A Sunday Telegraph, Irish Times and Glasgow Herald Book of the Year

“Tender, acute and utterly absorbing” Anna Funder, author of Stasiland

“A wry and unheroic witness… an unofficial history of a country that no longer exists” Julian Barnes

“Beautiful and supremely touching” Keith Lowe, Sunday Telegraph

“Compelling … [Leo] is terrific at elucidating the slow, incremental steps by which people come to lie to themselves… Guile, guilt and disappointment drip from these pages and Red Love is all the more affecting for it” New Statesman

Growing up in East Berlin, Maxim Leo knew not to ask questions. All he knew was that his rebellious parents, Wolf and Anne, with their dyed hair, leather jackets and insistence he call them by their first names, were a bit embarrassing. That there were some places you couldn’t play; certain things you didn’t say.

Now, married with two children and the Wall a distant memory, Maxim decides to find the answers to the questions he couldn’t ask. Why did his parents, once passionately in love, grow apart? Why did his father become so angry, and his mother quit her career in journalism? And why did his grandfather Gerhard, the Socialist war hero, turn into a stranger?
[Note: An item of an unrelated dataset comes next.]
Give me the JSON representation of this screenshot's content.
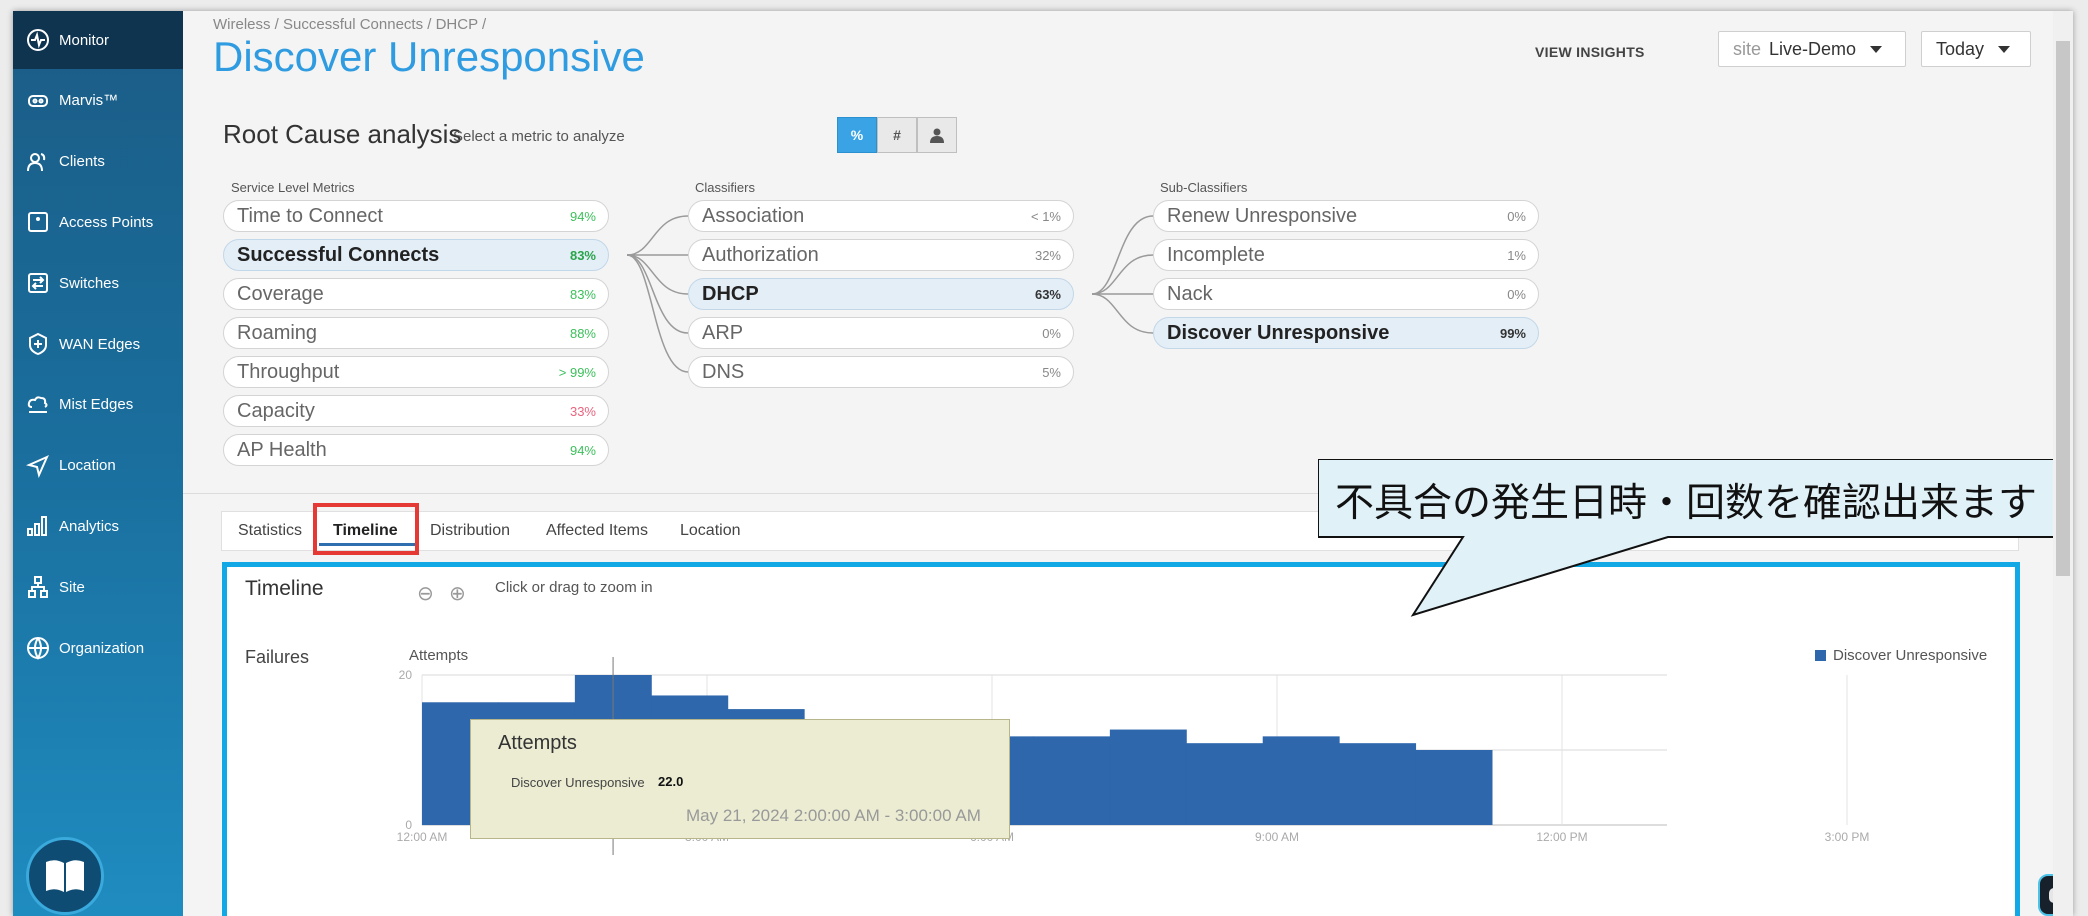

The story he unearths is, like his country’s past, one of hopes, lies, cruelties, betrayals but also love. In Red Love he captures, with warmth and unflinching honesty, why so many dreamed the GDR would be a new world and why, in the end, it fell apart.